TASK TO CARRY OUT ▸ Search the records for the word "footer" and copy every line in which it occurs.

PROVIDED RECORDS ▸
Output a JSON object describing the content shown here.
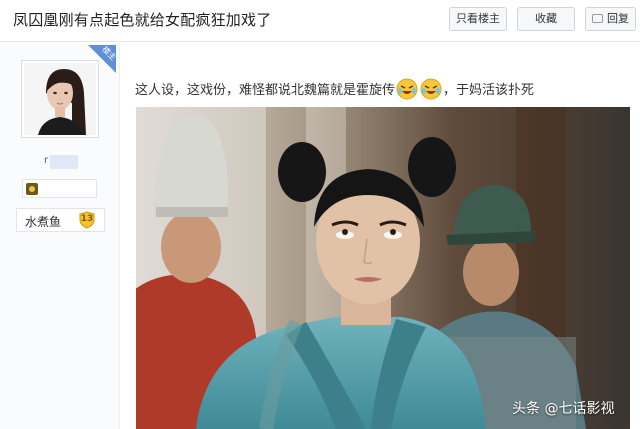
{
  "post": {
    "title": "凤囚凰刚有点起色就给女配疯狂加戏了",
    "body_before": "这人设，这戏份，难怪都说北魏篇就是霍旋传",
    "body_after": "，于妈活该扑死"
  },
  "toolbar": {
    "only_louzhu_label": "只看楼主",
    "favorite_label": "收藏",
    "reply_label": "回复"
  },
  "author": {
    "badge_label": "楼主",
    "name_visible": "r",
    "forum_name": "水煮鱼",
    "level": "13"
  },
  "watermark": "头条 @七话影视",
  "colors": {
    "accent_blue": "#5e8fd8",
    "link_blue": "#2d64b3",
    "level_gold": "#f2c230"
  },
  "icons": {
    "reply": "reply-icon",
    "emoji": "crying-laughing-emoji",
    "level": "level-shield-icon"
  }
}
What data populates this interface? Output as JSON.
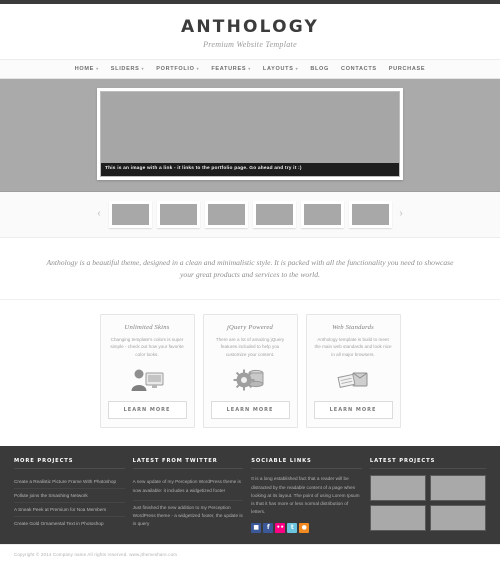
{
  "header": {
    "logo": "ANTHOLOGY",
    "tagline": "Premium Website Template"
  },
  "nav": {
    "items": [
      {
        "label": "HOME",
        "has_dropdown": true
      },
      {
        "label": "SLIDERS",
        "has_dropdown": true
      },
      {
        "label": "PORTFOLIO",
        "has_dropdown": true
      },
      {
        "label": "FEATURES",
        "has_dropdown": true
      },
      {
        "label": "LAYOUTS",
        "has_dropdown": true
      },
      {
        "label": "BLOG",
        "has_dropdown": false
      },
      {
        "label": "CONTACTS",
        "has_dropdown": false
      },
      {
        "label": "PURCHASE",
        "has_dropdown": false
      }
    ],
    "caret": "▾"
  },
  "hero": {
    "caption": "This is an image with a link - it links to the portfolio page. Go ahead and try it :)"
  },
  "carousel": {
    "prev": "‹",
    "next": "›",
    "thumb_count": 6
  },
  "intro": {
    "text": "Anthology is a beautiful theme, designed in a clean and minimalistic style. It is packed with all the functionality you need to showcase your great products and services to the world."
  },
  "features": {
    "boxes": [
      {
        "title": "Unlimited Skins",
        "text": "Changing template's colors is super simple - check out how your favorite color looks.",
        "icon": "person-monitor-icon",
        "button": "LEARN MORE"
      },
      {
        "title": "jQuery Powered",
        "text": "There are a lot of amazing jQuery features included to help you customize your content.",
        "icon": "gear-database-icon",
        "button": "LEARN MORE"
      },
      {
        "title": "Web Standards",
        "text": "Anthology template is build to meet the main web standards and look nice in all major browsers.",
        "icon": "documents-box-icon",
        "button": "LEARN MORE"
      }
    ]
  },
  "footer": {
    "more_projects": {
      "title": "MORE PROJECTS",
      "links": [
        "Create a Realistic Picture Frame With Photoshop",
        "Pollute joins the Smashing Network",
        "A Sneak Peek at Premium for Noa Members",
        "Create Gold Ornamental Text in Photoshop"
      ]
    },
    "twitter": {
      "title": "LATEST FROM TWITTER",
      "tweets": [
        "A new update of my Perception WordPress theme is now available: it includes a widgetized footer",
        "Just finished the new addition to my Perception WordPress theme - a widgetized footer, the update is in query"
      ]
    },
    "sociable": {
      "title": "SOCIABLE LINKS",
      "text": "It is a long established fact that a reader will be distracted by the readable content of a page when looking at its layout. The point of using Lorem Ipsum is that it has more or less normal distribution of letters.",
      "icons": [
        {
          "name": "delicious-icon",
          "glyph": "■",
          "color": "#3b5998"
        },
        {
          "name": "facebook-icon",
          "glyph": "f",
          "color": "#3b5998"
        },
        {
          "name": "flickr-icon",
          "glyph": "••",
          "color": "#ff0084"
        },
        {
          "name": "twitter-icon",
          "glyph": "t",
          "color": "#6cc5de"
        },
        {
          "name": "rss-icon",
          "glyph": "●",
          "color": "#f28a21"
        }
      ]
    },
    "projects": {
      "title": "LATEST PROJECTS",
      "thumb_count": 4
    }
  },
  "copyright": {
    "text": "Copyright © 2014 Company name All rights reserved. www.jthemeshare.com"
  }
}
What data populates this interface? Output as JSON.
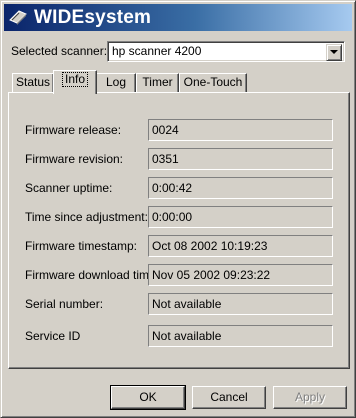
{
  "window": {
    "title": "WIDEsystem",
    "icon": "scanner-app-icon"
  },
  "scanner": {
    "label": "Selected scanner:",
    "value": "hp scanner 4200"
  },
  "tabs": [
    {
      "label": "Status",
      "active": false
    },
    {
      "label": "Info",
      "active": true
    },
    {
      "label": "Log",
      "active": false
    },
    {
      "label": "Timer",
      "active": false
    },
    {
      "label": "One-Touch",
      "active": false
    }
  ],
  "info": {
    "fields": [
      {
        "label": "Firmware release:",
        "value": "0024"
      },
      {
        "label": "Firmware revision:",
        "value": "0351"
      },
      {
        "label": "Scanner uptime:",
        "value": "0:00:42"
      },
      {
        "label": "Time since adjustment:",
        "value": "0:00:00"
      },
      {
        "label": "Firmware timestamp:",
        "value": "Oct 08 2002 10:19:23"
      },
      {
        "label": "Firmware download time:",
        "value": "Nov 05 2002 09:23:22"
      },
      {
        "label": "Serial number:",
        "value": "Not available"
      },
      {
        "label": "Service ID",
        "value": "Not available"
      }
    ]
  },
  "buttons": {
    "ok": "OK",
    "cancel": "Cancel",
    "apply": "Apply"
  }
}
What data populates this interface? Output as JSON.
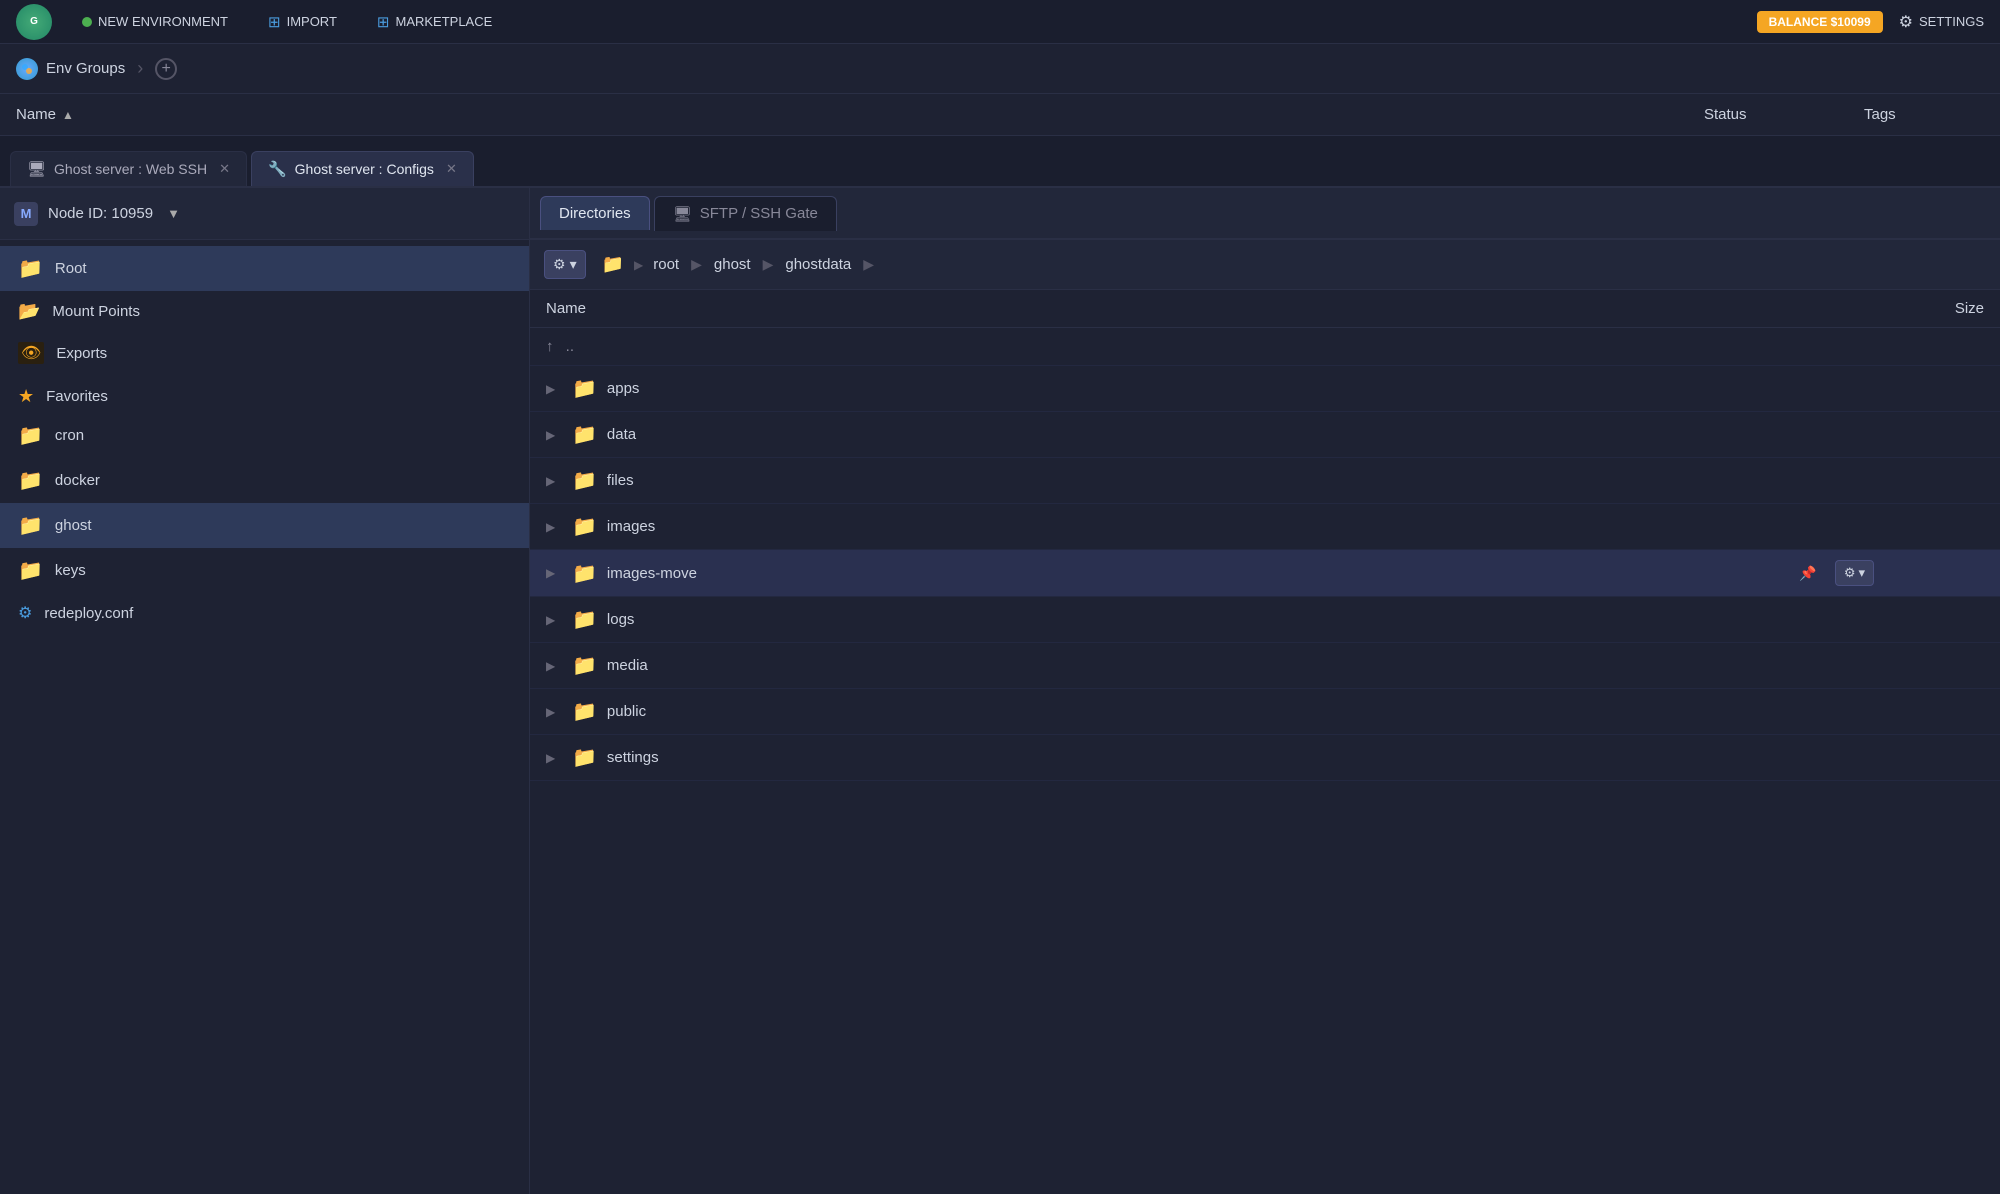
{
  "topbar": {
    "logo": "G",
    "new_env_label": "NEW ENVIRONMENT",
    "import_label": "IMPORT",
    "marketplace_label": "MARKETPLACE",
    "balance_label": "BALANCE $10099",
    "settings_label": "SETTINGS"
  },
  "breadcrumb": {
    "icon": "G",
    "label": "Env Groups",
    "add_tooltip": "Add"
  },
  "column_headers": {
    "name": "Name",
    "status": "Status",
    "tags": "Tags"
  },
  "tabs": [
    {
      "id": "tab-webssh",
      "label": "Ghost server : Web SSH",
      "icon": "🖥",
      "active": false
    },
    {
      "id": "tab-configs",
      "label": "Ghost server : Configs",
      "icon": "🔧",
      "active": true
    }
  ],
  "left_panel": {
    "node_id_label": "Node ID: 10959",
    "items": [
      {
        "id": "root",
        "label": "Root",
        "type": "folder",
        "active": false
      },
      {
        "id": "mount-points",
        "label": "Mount Points",
        "type": "folder-sm",
        "active": false
      },
      {
        "id": "exports",
        "label": "Exports",
        "type": "exports",
        "active": false
      },
      {
        "id": "favorites-header",
        "label": "Favorites",
        "type": "star-header",
        "active": false
      },
      {
        "id": "cron",
        "label": "cron",
        "type": "folder",
        "active": false
      },
      {
        "id": "docker",
        "label": "docker",
        "type": "folder",
        "active": false
      },
      {
        "id": "ghost",
        "label": "ghost",
        "type": "folder",
        "active": true
      },
      {
        "id": "keys",
        "label": "keys",
        "type": "folder",
        "active": false
      },
      {
        "id": "redeploy",
        "label": "redeploy.conf",
        "type": "file",
        "active": false
      }
    ]
  },
  "right_panel": {
    "tabs": [
      {
        "id": "directories",
        "label": "Directories",
        "active": true
      },
      {
        "id": "sftp",
        "label": "SFTP / SSH Gate",
        "icon": "🖥",
        "active": false
      }
    ],
    "path": {
      "parts": [
        "root",
        "ghost",
        "ghostdata"
      ]
    },
    "file_columns": {
      "name": "Name",
      "size": "Size"
    },
    "parent_dir": "..",
    "files": [
      {
        "id": "apps",
        "name": "apps",
        "type": "folder",
        "highlighted": false
      },
      {
        "id": "data",
        "name": "data",
        "type": "folder",
        "highlighted": false
      },
      {
        "id": "files",
        "name": "files",
        "type": "folder",
        "highlighted": false
      },
      {
        "id": "images",
        "name": "images",
        "type": "folder",
        "highlighted": false
      },
      {
        "id": "images-move",
        "name": "images-move",
        "type": "folder-pinned",
        "highlighted": true
      },
      {
        "id": "logs",
        "name": "logs",
        "type": "folder",
        "highlighted": false
      },
      {
        "id": "media",
        "name": "media",
        "type": "folder",
        "highlighted": false
      },
      {
        "id": "public",
        "name": "public",
        "type": "folder",
        "highlighted": false
      },
      {
        "id": "settings",
        "name": "settings",
        "type": "folder",
        "highlighted": false
      }
    ]
  }
}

OUTPUT FOR THIS TASK ▸
  "footer": {
        "A new update of my Perception WordPress theme is now available: it includes a widgetized footer",
        "Just finished the new addition to my Perception WordPress theme - a widgetized footer, the update is in query"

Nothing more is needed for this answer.